++++ MATERIALS PROVIDED ++++

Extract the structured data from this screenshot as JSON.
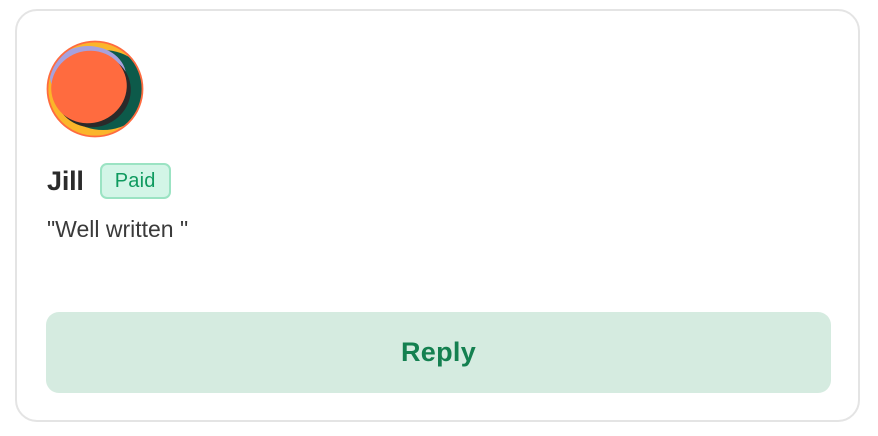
{
  "comment_card": {
    "author_name": "Jill",
    "badge_label": "Paid",
    "comment_text": "\"Well written \"",
    "reply_label": "Reply",
    "avatar_icon": "abstract-shapes-avatar"
  },
  "colors": {
    "badge_bg": "#d3f5e7",
    "badge_border": "#9be3c3",
    "badge_text": "#0f9a5f",
    "reply_bg": "#d5ebe0",
    "reply_text": "#148050",
    "avatar_orange": "#ff6b3f",
    "avatar_teal": "#0d5a4a",
    "avatar_yellow": "#fbb52a",
    "avatar_lavender": "#a6a1dd"
  }
}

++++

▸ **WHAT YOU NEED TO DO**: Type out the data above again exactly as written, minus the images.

▸ **FINAL ANSWER**:
Extract the structured data from this screenshot as JSON.
{
  "comment_card": {
    "author_name": "Jill",
    "badge_label": "Paid",
    "comment_text": "\"Well written \"",
    "reply_label": "Reply",
    "avatar_icon": "abstract-shapes-avatar"
  },
  "colors": {
    "badge_bg": "#d3f5e7",
    "badge_border": "#9be3c3",
    "badge_text": "#0f9a5f",
    "reply_bg": "#d5ebe0",
    "reply_text": "#148050",
    "avatar_orange": "#ff6b3f",
    "avatar_teal": "#0d5a4a",
    "avatar_yellow": "#fbb52a",
    "avatar_lavender": "#a6a1dd"
  }
}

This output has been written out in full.